There was much to tell, and she summarised as best she could, leaving out most of the tech details, which she would never understand. As she told him, she could see his reactions becoming a little more animated, which encouraged her. An apathetic pretender was not something she knew how to cope with. The expected interruptions and demands for clarification didn’t come, and so she ploughed on, not polishing anything. Sydney, no doubt, could have explained all of this with more finesse, being careful about landmines that were likely buried in Jarod’s psyche, but Sydney wasn’t here, he couldn’t see Jarod the way he was right now. It felt almost theraputic as she verbally vomited the story, like expelling a toxin, although she would never admit that to Freud, of course.
Jarod listened to her with growing dismay at his own stupidity, and shame for how he had behaved. Never before had he heard Parker talk like this, so unguarded and he started to think about someone else’s feelings in this whole shitshow for the first time. It wasn’t just about him after all, it never had been, and that slammed into him with startling clarity. How could he have been so blind? All those years of accusing Sydney and Parker of refusing to see what was right in front of them, and it had been he who would not see.
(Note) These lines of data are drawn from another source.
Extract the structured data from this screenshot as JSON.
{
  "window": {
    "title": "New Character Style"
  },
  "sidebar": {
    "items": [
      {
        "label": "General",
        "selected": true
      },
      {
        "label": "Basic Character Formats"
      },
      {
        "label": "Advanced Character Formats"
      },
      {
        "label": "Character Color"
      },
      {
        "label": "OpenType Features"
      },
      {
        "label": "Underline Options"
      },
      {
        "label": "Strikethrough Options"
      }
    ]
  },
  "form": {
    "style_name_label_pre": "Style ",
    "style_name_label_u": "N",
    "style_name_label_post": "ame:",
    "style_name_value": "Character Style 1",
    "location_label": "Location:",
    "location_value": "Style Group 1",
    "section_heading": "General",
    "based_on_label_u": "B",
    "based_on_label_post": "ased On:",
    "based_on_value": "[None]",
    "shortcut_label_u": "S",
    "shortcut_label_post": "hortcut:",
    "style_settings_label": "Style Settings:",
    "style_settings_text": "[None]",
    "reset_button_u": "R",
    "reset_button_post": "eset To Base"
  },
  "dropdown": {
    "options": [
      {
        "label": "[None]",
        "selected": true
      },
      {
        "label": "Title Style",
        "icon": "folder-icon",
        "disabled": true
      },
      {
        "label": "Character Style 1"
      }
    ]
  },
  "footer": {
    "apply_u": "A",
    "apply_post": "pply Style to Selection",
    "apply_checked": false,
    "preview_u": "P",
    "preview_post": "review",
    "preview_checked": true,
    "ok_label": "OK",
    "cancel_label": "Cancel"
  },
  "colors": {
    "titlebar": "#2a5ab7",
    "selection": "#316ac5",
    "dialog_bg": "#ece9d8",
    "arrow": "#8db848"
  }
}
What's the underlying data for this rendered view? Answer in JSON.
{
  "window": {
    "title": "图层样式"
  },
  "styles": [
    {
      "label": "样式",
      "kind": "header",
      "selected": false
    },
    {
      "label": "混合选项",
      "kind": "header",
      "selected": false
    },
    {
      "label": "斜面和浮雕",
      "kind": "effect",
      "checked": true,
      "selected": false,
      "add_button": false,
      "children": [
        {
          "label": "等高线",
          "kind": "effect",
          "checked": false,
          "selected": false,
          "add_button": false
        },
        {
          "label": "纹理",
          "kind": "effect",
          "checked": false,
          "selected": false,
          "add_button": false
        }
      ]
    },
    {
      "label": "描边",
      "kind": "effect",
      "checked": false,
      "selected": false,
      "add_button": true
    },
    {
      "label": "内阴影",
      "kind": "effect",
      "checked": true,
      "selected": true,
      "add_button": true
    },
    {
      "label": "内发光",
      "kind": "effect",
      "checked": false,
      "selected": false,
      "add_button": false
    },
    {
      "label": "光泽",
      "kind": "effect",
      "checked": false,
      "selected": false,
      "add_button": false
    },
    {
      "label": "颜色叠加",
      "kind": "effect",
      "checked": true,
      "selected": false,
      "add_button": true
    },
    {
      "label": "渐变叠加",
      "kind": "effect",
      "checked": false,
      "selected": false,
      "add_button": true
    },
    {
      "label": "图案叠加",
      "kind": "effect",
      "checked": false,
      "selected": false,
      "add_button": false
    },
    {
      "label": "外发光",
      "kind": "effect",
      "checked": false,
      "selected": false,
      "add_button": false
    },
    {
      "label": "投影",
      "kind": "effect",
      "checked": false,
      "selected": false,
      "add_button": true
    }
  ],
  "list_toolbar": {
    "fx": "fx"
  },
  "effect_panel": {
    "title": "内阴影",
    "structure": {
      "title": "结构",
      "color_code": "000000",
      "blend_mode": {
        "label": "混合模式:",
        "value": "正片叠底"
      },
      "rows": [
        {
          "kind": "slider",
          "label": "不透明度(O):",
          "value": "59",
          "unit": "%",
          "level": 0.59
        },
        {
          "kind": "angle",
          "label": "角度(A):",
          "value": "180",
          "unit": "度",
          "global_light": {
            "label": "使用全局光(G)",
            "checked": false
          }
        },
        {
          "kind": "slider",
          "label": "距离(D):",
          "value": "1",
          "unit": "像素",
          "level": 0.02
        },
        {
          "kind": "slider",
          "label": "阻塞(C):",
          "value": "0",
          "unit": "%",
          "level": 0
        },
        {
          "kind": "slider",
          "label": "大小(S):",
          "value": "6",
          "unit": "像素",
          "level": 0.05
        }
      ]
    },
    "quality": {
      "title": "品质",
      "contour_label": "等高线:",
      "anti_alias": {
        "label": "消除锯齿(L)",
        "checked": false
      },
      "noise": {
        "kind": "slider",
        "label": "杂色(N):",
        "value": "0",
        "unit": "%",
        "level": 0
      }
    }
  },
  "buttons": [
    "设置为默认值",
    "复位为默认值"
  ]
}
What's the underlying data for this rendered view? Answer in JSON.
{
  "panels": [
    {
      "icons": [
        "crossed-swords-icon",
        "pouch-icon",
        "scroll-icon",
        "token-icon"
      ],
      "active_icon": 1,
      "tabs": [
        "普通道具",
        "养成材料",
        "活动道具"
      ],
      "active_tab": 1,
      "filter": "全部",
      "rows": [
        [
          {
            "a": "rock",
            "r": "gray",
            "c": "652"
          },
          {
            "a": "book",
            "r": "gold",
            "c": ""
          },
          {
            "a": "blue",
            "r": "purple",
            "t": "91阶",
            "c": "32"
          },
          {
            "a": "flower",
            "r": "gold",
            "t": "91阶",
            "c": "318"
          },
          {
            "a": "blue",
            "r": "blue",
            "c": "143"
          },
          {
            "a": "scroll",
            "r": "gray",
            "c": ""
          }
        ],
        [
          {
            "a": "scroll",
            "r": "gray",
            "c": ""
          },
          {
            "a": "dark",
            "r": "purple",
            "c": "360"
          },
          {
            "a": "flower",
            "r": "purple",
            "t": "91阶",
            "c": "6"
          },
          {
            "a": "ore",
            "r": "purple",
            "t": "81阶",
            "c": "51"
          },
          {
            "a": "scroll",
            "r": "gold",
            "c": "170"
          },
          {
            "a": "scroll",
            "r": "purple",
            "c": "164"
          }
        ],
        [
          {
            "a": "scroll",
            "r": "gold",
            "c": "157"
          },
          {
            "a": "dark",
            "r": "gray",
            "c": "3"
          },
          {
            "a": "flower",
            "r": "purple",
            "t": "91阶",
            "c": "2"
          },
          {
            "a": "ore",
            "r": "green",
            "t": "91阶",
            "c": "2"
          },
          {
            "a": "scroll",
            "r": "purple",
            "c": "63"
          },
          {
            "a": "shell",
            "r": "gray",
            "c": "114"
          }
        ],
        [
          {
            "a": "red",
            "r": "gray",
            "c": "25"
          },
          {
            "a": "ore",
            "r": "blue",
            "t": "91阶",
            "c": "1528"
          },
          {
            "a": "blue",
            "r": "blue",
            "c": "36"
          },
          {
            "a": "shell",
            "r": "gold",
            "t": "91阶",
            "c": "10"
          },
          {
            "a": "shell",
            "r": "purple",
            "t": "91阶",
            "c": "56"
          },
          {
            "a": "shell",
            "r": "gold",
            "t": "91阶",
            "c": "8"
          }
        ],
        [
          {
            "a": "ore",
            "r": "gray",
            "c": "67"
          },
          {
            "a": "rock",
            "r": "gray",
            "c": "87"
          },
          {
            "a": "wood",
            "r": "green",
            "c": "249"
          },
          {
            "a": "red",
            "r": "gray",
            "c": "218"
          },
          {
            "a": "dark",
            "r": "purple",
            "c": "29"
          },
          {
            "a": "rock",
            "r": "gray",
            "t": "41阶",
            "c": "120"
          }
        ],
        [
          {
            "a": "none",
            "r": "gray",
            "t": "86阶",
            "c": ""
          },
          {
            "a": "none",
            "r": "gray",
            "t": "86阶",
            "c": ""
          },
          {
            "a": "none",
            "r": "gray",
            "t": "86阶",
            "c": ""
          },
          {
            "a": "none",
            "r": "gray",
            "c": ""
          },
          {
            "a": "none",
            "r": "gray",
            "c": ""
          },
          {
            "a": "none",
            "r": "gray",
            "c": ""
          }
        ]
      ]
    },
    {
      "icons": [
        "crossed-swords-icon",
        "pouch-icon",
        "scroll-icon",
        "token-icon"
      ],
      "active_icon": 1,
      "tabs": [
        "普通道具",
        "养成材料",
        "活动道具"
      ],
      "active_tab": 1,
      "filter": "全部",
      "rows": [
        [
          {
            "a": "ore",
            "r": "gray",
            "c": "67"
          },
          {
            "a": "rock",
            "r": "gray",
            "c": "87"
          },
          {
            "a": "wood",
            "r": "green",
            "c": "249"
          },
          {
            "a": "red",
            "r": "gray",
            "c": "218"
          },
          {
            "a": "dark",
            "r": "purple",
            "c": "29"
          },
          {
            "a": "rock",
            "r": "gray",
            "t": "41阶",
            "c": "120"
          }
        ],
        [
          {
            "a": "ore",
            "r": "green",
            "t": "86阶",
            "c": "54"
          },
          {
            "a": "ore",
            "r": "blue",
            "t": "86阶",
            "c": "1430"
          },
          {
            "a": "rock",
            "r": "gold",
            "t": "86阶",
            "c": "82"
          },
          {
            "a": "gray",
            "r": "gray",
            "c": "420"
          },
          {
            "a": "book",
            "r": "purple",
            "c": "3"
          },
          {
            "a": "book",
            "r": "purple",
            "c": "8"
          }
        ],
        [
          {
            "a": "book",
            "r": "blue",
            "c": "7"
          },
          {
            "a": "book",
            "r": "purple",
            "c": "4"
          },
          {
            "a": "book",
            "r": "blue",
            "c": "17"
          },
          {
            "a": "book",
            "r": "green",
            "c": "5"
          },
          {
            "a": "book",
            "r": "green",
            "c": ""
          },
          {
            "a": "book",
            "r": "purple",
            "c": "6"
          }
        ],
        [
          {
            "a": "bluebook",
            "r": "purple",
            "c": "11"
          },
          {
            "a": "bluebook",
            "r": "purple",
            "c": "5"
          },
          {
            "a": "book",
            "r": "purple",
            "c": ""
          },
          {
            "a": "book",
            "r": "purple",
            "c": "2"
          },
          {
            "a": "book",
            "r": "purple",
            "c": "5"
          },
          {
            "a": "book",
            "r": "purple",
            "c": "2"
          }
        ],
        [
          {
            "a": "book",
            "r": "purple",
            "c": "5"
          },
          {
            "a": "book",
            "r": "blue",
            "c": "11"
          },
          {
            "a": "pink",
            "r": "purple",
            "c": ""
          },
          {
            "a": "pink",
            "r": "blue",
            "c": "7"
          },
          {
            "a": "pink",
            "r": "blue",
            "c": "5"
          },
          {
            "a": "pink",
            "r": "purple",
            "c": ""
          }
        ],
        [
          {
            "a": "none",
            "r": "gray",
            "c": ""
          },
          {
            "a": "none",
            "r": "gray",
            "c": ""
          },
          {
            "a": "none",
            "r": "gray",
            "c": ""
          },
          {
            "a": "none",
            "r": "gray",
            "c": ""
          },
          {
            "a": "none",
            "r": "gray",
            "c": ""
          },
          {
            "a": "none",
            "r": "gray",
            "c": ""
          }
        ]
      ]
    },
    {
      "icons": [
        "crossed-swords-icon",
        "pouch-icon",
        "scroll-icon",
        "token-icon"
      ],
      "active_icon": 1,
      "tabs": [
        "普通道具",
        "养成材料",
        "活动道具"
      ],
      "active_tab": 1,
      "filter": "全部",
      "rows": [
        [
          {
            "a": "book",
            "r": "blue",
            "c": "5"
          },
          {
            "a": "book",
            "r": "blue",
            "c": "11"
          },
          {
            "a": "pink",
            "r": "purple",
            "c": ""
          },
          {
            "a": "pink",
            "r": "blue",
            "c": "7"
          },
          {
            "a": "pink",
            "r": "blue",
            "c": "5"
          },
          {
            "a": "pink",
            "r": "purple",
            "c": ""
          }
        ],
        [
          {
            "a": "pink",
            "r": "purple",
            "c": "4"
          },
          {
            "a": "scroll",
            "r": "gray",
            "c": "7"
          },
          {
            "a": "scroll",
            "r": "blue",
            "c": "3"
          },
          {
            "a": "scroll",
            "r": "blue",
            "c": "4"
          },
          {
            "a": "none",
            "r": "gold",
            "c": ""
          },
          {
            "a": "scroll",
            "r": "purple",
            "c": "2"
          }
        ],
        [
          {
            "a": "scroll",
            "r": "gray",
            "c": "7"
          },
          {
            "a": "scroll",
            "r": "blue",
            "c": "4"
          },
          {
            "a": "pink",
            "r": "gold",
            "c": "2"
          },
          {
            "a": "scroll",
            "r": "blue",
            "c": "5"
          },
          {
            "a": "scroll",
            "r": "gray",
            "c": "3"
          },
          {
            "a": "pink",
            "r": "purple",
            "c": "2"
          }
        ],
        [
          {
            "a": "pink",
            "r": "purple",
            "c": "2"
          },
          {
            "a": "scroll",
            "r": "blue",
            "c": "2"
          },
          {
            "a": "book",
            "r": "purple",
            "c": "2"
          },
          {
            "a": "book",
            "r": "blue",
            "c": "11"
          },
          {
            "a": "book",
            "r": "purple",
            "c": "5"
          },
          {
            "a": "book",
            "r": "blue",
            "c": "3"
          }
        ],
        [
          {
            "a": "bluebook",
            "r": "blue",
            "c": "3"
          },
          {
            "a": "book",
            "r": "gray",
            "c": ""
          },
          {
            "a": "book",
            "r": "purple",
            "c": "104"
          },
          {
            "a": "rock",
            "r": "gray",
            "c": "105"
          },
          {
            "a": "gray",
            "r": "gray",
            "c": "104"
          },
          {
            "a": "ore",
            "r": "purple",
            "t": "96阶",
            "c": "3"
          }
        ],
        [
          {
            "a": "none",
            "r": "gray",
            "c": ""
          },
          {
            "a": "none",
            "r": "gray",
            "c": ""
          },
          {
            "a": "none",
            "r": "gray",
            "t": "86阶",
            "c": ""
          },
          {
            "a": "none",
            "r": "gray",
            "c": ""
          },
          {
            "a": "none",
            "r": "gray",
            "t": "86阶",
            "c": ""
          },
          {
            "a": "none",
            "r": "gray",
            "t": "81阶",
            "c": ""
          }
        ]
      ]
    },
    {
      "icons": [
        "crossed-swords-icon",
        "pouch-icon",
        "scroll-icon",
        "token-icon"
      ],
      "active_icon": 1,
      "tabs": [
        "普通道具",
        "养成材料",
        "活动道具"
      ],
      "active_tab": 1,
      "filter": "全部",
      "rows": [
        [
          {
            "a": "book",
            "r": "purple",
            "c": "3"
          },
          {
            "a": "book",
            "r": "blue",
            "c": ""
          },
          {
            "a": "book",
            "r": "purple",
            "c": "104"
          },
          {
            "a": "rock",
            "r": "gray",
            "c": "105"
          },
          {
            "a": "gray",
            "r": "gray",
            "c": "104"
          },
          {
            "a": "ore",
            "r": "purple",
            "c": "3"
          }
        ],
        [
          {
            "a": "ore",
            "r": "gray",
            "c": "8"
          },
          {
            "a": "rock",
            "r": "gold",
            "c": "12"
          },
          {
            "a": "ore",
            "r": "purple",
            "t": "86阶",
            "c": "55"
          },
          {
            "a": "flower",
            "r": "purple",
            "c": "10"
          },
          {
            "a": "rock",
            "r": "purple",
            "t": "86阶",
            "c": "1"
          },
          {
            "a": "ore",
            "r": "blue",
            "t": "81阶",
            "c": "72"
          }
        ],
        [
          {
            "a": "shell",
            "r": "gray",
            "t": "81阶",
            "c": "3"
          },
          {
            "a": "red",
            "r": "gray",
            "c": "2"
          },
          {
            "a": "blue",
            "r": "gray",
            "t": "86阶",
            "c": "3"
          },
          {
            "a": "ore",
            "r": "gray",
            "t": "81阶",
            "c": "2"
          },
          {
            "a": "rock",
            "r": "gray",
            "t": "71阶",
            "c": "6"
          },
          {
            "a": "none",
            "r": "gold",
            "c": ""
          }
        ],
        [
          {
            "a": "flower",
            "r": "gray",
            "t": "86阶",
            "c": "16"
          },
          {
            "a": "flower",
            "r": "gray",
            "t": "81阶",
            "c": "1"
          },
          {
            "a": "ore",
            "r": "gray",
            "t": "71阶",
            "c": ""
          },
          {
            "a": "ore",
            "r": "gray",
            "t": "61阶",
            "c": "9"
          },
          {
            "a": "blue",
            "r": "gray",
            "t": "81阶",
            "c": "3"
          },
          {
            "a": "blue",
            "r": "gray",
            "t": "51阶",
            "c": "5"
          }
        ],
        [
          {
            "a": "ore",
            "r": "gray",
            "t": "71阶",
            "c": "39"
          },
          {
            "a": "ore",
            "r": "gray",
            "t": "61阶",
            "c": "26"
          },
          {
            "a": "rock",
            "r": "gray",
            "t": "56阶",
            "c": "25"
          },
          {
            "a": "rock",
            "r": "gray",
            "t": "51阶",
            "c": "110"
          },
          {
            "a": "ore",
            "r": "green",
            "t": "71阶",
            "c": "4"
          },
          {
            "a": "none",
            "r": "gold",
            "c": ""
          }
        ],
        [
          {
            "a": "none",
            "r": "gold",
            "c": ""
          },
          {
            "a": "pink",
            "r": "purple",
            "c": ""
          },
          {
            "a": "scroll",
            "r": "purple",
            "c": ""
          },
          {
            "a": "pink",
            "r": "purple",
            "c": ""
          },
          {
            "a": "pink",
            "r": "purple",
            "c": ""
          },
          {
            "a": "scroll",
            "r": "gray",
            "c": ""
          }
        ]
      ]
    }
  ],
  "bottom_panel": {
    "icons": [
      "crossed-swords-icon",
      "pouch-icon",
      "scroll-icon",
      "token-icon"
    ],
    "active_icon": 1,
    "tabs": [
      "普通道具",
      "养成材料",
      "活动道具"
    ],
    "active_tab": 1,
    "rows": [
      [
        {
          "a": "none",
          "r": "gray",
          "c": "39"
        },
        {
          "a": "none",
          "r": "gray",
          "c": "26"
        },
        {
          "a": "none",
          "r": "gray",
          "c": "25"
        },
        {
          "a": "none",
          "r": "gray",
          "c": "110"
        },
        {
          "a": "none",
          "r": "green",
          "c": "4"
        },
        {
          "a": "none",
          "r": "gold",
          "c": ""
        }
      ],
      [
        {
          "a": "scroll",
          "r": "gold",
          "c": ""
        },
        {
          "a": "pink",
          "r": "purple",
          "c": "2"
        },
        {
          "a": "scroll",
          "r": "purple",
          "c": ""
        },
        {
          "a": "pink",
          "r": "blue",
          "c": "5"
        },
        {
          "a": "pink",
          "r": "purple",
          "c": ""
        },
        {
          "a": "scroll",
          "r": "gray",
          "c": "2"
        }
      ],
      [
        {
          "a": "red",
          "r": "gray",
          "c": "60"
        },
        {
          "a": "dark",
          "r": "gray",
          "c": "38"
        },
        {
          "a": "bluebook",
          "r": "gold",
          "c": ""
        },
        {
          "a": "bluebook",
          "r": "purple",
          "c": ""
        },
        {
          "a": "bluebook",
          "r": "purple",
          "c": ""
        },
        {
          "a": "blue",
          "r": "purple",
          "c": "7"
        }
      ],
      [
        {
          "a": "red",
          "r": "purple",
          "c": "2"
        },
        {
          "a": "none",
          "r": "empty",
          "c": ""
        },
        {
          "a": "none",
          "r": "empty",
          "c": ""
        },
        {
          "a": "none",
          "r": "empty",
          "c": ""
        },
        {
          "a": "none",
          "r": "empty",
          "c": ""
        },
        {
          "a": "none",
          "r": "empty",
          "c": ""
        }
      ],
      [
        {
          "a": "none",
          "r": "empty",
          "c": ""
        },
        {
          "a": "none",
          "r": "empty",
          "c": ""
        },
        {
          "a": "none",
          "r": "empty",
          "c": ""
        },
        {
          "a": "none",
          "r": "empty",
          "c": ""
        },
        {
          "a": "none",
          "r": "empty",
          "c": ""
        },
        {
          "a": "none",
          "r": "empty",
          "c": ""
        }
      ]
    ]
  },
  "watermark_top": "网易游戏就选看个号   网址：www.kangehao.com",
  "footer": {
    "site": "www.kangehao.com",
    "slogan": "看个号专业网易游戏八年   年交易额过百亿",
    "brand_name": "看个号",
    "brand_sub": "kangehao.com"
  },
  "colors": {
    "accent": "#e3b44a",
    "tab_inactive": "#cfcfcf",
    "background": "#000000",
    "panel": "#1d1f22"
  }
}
From the sounds of it, Gem had worked himself almost beyond endurance and he could tell by the catch in Parker’s voice just how much affection she had for the boy and he had to fight down a surge of bitter jealousy. Although it was his father that had finally pulled him out of hell, Jarod now started to understand just how much effort the others, especailly Broots had gone into this, and without the support of Parker and Sydney, none of it would have been possible. It was humbling and shocking, the risks they had taken for him.
Jarod looked up at Parker when she finally ran out of words, and really saw her for the first time since she had picked him up earlier this morning. It was hard to believe it was only a few hours ago, it felt more like years. Those icy blue eyes had been all he could see at first, Lyle's eyes. Now, those eyes seemed beautiful, and sad, hers. Parker looked exhausted and vulnerable and he finally realised that whatever she was doing right now, he didn’t think it was taking him back to the Centre, despite the cuffs, which were still locked around his wrists.
Parker saw something change in him, something of the old Jarod struggle to the surface and she wanted to cry in relief. Her Jarod was still in there, somewhere, buried, but alive and kicking. When his eyes breifly flickered down to his wrists, she again saw a little more spark creeping in. Jarod, apparently wasn''t going to release himself, which should have been the first thing he did as soon as he had the damn key. Taking it back from him, she did it for him.
When she took the key from him, and moved to undo the locks, he lifted his hands so she had easier access. None of this seemed like it could be true, not after what he had done, not after how badly he had misjudged everything.
“Thank you,” he said, his voice thick with a swirl of confusing emotions, rubbing his wrists absently, although the cuffs hadnt been tight at all, it was just a nervous habit.
"What now?" he asked, putting his fate into her hands, not trusting himself to have faith in her enough to really hope, just far too drained to do anything else.